_Action item_: Output the entries below without any alteration.

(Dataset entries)
● ● ● ● ●

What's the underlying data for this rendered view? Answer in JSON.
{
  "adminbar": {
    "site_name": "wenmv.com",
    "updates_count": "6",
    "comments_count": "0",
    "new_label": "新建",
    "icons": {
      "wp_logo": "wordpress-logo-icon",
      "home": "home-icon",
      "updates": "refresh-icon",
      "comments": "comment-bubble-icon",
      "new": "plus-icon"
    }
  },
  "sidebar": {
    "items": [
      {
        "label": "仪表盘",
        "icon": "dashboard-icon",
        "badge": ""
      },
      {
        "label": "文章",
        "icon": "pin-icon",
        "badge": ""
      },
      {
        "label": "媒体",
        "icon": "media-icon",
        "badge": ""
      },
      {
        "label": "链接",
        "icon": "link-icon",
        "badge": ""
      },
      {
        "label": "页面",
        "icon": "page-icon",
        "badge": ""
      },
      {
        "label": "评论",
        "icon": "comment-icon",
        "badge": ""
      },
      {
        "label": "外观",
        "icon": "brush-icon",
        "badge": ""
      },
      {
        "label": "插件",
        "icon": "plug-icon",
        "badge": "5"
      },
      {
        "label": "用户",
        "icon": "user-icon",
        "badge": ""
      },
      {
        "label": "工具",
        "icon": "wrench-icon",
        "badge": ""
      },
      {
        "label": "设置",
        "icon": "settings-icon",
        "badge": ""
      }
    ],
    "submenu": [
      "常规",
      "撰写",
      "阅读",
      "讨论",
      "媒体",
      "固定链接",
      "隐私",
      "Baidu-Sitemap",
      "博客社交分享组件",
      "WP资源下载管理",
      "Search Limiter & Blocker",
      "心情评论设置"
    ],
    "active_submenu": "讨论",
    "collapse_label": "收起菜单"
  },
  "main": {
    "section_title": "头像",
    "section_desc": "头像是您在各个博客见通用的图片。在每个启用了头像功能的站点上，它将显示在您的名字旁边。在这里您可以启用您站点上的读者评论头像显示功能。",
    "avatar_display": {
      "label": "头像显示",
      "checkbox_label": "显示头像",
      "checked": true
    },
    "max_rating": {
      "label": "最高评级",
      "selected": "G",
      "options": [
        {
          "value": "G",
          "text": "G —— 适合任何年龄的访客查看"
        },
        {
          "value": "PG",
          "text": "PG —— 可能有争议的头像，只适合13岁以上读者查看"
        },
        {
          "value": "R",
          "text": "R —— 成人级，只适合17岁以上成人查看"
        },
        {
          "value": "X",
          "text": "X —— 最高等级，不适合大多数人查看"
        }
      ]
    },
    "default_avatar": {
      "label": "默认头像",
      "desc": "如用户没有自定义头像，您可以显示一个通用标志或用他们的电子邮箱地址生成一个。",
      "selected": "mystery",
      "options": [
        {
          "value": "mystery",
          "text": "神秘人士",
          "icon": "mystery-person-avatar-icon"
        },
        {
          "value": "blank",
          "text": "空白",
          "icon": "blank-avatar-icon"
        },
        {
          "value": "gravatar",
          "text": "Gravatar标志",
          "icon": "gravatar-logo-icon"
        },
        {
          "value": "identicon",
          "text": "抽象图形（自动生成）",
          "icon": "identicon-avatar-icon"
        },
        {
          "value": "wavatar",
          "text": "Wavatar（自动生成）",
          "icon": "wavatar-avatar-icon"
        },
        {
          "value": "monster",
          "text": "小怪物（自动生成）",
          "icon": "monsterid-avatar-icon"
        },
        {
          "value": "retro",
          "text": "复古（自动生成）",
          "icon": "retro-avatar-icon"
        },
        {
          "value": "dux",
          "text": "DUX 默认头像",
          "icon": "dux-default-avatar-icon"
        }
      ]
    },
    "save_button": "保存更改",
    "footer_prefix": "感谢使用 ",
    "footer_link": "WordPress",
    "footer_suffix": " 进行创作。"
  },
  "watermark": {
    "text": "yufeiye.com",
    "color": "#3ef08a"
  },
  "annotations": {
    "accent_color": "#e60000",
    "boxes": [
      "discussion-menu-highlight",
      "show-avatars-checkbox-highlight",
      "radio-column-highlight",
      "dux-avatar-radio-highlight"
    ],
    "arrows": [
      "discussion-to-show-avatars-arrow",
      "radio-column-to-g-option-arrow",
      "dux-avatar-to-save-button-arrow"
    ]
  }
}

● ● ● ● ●

_Written answer_:
What's the underlying data for this rendered view? Answer in JSON.
{
  "adminbar": {
    "site_name": "wenmv.com",
    "updates_count": "6",
    "comments_count": "0",
    "new_label": "新建",
    "icons": {
      "wp_logo": "wordpress-logo-icon",
      "home": "home-icon",
      "updates": "refresh-icon",
      "comments": "comment-bubble-icon",
      "new": "plus-icon"
    }
  },
  "sidebar": {
    "items": [
      {
        "label": "仪表盘",
        "icon": "dashboard-icon",
        "badge": ""
      },
      {
        "label": "文章",
        "icon": "pin-icon",
        "badge": ""
      },
      {
        "label": "媒体",
        "icon": "media-icon",
        "badge": ""
      },
      {
        "label": "链接",
        "icon": "link-icon",
        "badge": ""
      },
      {
        "label": "页面",
        "icon": "page-icon",
        "badge": ""
      },
      {
        "label": "评论",
        "icon": "comment-icon",
        "badge": ""
      },
      {
        "label": "外观",
        "icon": "brush-icon",
        "badge": ""
      },
      {
        "label": "插件",
        "icon": "plug-icon",
        "badge": "5"
      },
      {
        "label": "用户",
        "icon": "user-icon",
        "badge": ""
      },
      {
        "label": "工具",
        "icon": "wrench-icon",
        "badge": ""
      },
      {
        "label": "设置",
        "icon": "settings-icon",
        "badge": ""
      }
    ],
    "submenu": [
      "常规",
      "撰写",
      "阅读",
      "讨论",
      "媒体",
      "固定链接",
      "隐私",
      "Baidu-Sitemap",
      "博客社交分享组件",
      "WP资源下载管理",
      "Search Limiter & Blocker",
      "心情评论设置"
    ],
    "active_submenu": "讨论",
    "collapse_label": "收起菜单"
  },
  "main": {
    "section_title": "头像",
    "section_desc": "头像是您在各个博客见通用的图片。在每个启用了头像功能的站点上，它将显示在您的名字旁边。在这里您可以启用您站点上的读者评论头像显示功能。",
    "avatar_display": {
      "label": "头像显示",
      "checkbox_label": "显示头像",
      "checked": true
    },
    "max_rating": {
      "label": "最高评级",
      "selected": "G",
      "options": [
        {
          "value": "G",
          "text": "G —— 适合任何年龄的访客查看"
        },
        {
          "value": "PG",
          "text": "PG —— 可能有争议的头像，只适合13岁以上读者查看"
        },
        {
          "value": "R",
          "text": "R —— 成人级，只适合17岁以上成人查看"
        },
        {
          "value": "X",
          "text": "X —— 最高等级，不适合大多数人查看"
        }
      ]
    },
    "default_avatar": {
      "label": "默认头像",
      "desc": "如用户没有自定义头像，您可以显示一个通用标志或用他们的电子邮箱地址生成一个。",
      "selected": "mystery",
      "options": [
        {
          "value": "mystery",
          "text": "神秘人士",
          "icon": "mystery-person-avatar-icon"
        },
        {
          "value": "blank",
          "text": "空白",
          "icon": "blank-avatar-icon"
        },
        {
          "value": "gravatar",
          "text": "Gravatar标志",
          "icon": "gravatar-logo-icon"
        },
        {
          "value": "identicon",
          "text": "抽象图形（自动生成）",
          "icon": "identicon-avatar-icon"
        },
        {
          "value": "wavatar",
          "text": "Wavatar（自动生成）",
          "icon": "wavatar-avatar-icon"
        },
        {
          "value": "monster",
          "text": "小怪物（自动生成）",
          "icon": "monsterid-avatar-icon"
        },
        {
          "value": "retro",
          "text": "复古（自动生成）",
          "icon": "retro-avatar-icon"
        },
        {
          "value": "dux",
          "text": "DUX 默认头像",
          "icon": "dux-default-avatar-icon"
        }
      ]
    },
    "save_button": "保存更改",
    "footer_prefix": "感谢使用 ",
    "footer_link": "WordPress",
    "footer_suffix": " 进行创作。"
  },
  "watermark": {
    "text": "yufeiye.com",
    "color": "#3ef08a"
  },
  "annotations": {
    "accent_color": "#e60000",
    "boxes": [
      "discussion-menu-highlight",
      "show-avatars-checkbox-highlight",
      "radio-column-highlight",
      "dux-avatar-radio-highlight"
    ],
    "arrows": [
      "discussion-to-show-avatars-arrow",
      "radio-column-to-g-option-arrow",
      "dux-avatar-to-save-button-arrow"
    ]
  }
}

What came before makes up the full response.